I know it doesn’t help anything on a macro-level, but I’m intentionally not posting about the Pebble Beach auctions. Why? There were amazing cars there, right? Cars that are on my personal list of favorites. And hell, if Yahoo Business or the Huffington Post can get traffic today reporting on the auctions, why wouldn’t an actual vintage sports and racing car site do it?
It’s simple. I would rather talk about what these cars do on the track than what they do on the auction block.
Don’t get me wrong, I’m happy for this weekend’s buyers and their new 904 or Spyder California or Alfa Romeo 6C 2500 Competizione or (my goodness!) Gurney-Weslake Eagle Mk 1 Formula 1 car. I’m just not that interested in the sales numbers. When these cars show up at the Mille Miglia or the California Mille or Goodwood or any local road course, then you’ll be reading about them here. I just don’t want to play into the hype machine of who’s buying what and how many millions did they pay for it and oh-my-gawd-did-you-see-how-rich-that-guy-is of it all.
Whenever I’ve talked about the economics of vintage sports and racing cars here, it’s set off a bit of a firestorm of negativity. This is not intended to restart that whole argument of “racing cars should be for enthusiasts” versus “rare=expensive, deal with it”. The only side I’ll take on that argument is that I hope these new buyers use their cars; that they get out on the track or out to the concours or out on the street. Anything. So long as it’s not just sitting in a vault waiting for the next auction.
The cars deserve it.
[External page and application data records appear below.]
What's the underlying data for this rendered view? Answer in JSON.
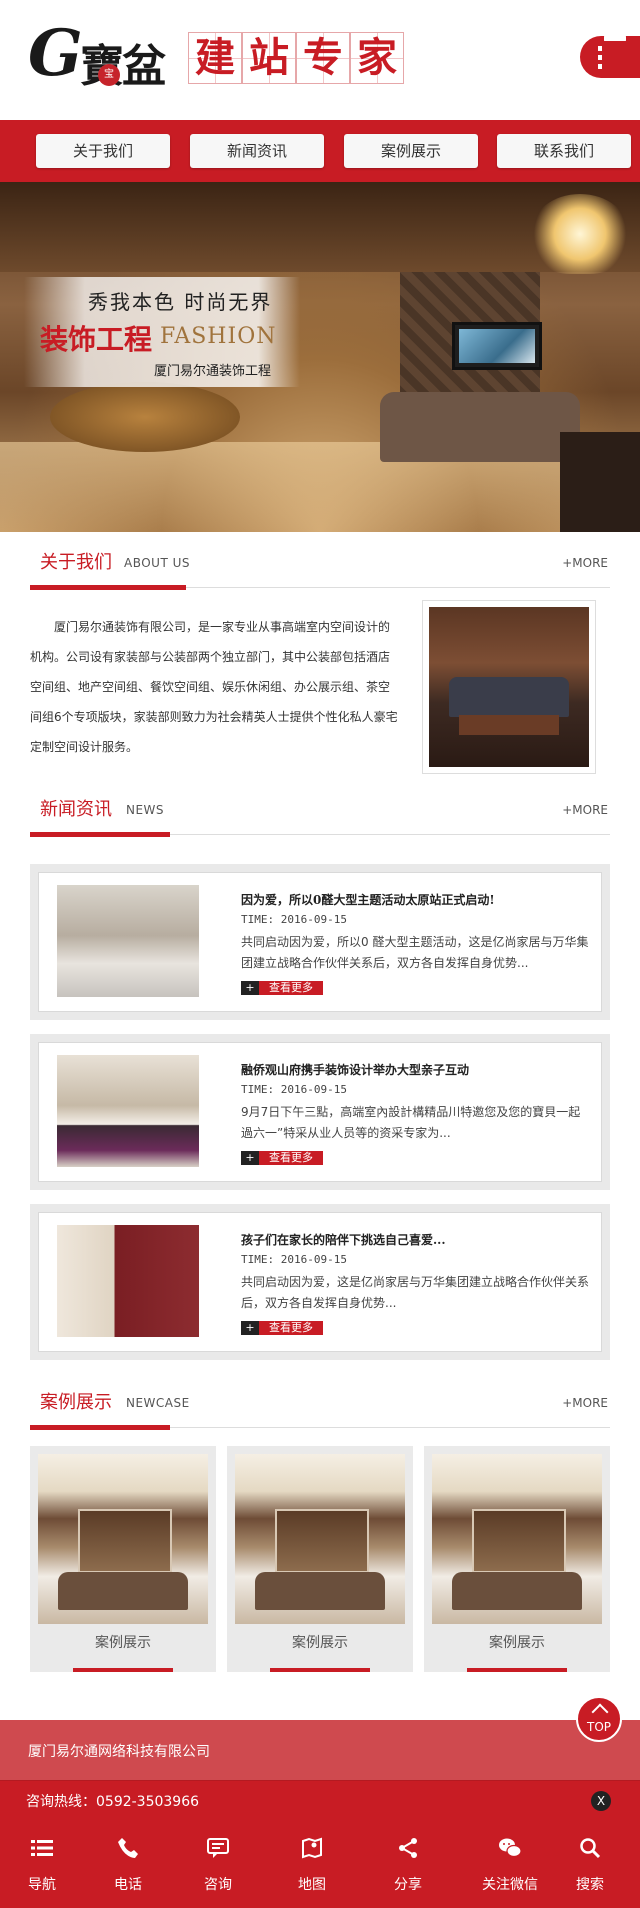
{
  "header": {
    "logo_letter": "G",
    "logo_script": "寶盆",
    "logo_seal": "宝",
    "title_chars": [
      "建",
      "站",
      "专",
      "家"
    ]
  },
  "nav": [
    "关于我们",
    "新闻资讯",
    "案例展示",
    "联系我们"
  ],
  "banner": {
    "line1": "秀我本色 时尚无界",
    "line2_cn": "装饰工程",
    "line2_en": "FASHION",
    "line3": "厦门易尔通装饰工程"
  },
  "about": {
    "title_cn": "关于我们",
    "title_en": "ABOUT US",
    "more": "+MORE",
    "text": "厦门易尔通装饰有限公司，是一家专业从事高端室内空间设计的机构。公司设有家装部与公装部两个独立部门，其中公装部包括酒店空间组、地产空间组、餐饮空间组、娱乐休闲组、办公展示组、茶空间组6个专项版块，家装部则致力为社会精英人士提供个性化私人豪宅定制空间设计服务。"
  },
  "news": {
    "title_cn": "新闻资讯",
    "title_en": "NEWS",
    "more": "+MORE",
    "more_label": "查看更多",
    "items": [
      {
        "title": "因为爱，所以0醛大型主题活动太原站正式启动!",
        "time": "TIME: 2016-09-15",
        "desc": "共同启动因为爱，所以0 醛大型主题活动，这是亿尚家居与万华集团建立战略合作伙伴关系后，双方各自发挥自身优势..."
      },
      {
        "title": "融侨观山府携手装饰设计举办大型亲子互动",
        "time": "TIME: 2016-09-15",
        "desc": "9月7日下午三點，高端室內設計構精品川特邀您及您的寶貝一起過六一”特采从业人员等的资采专家为..."
      },
      {
        "title": "孩子们在家长的陪伴下挑选自己喜爱...",
        "time": "TIME: 2016-09-15",
        "desc": "共同启动因为爱，这是亿尚家居与万华集团建立战略合作伙伴关系后，双方各自发挥自身优势..."
      }
    ]
  },
  "cases": {
    "title_cn": "案例展示",
    "title_en": "NEWCASE",
    "more": "+MORE",
    "items": [
      "案例展示",
      "案例展示",
      "案例展示"
    ]
  },
  "footer": {
    "company": "厦门易尔通网络科技有限公司",
    "hotline": "咨询热线：0592-3503966",
    "close": "X",
    "top": "TOP"
  },
  "bottom_bar": [
    {
      "label": "导航",
      "icon": "menu-icon"
    },
    {
      "label": "电话",
      "icon": "phone-icon"
    },
    {
      "label": "咨询",
      "icon": "chat-icon"
    },
    {
      "label": "地图",
      "icon": "map-icon"
    },
    {
      "label": "分享",
      "icon": "share-icon"
    },
    {
      "label": "关注微信",
      "icon": "wechat-icon"
    },
    {
      "label": "搜索",
      "icon": "search-icon"
    }
  ],
  "colors": {
    "brand_red": "#c81c24",
    "footer_light_red": "#cf4a4f"
  }
}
Congratulations to this weekend’s buyers and sellers. Congratulations to this weekend’s blue ribbon winners. Now let’s strap on a helmet and see what she can do.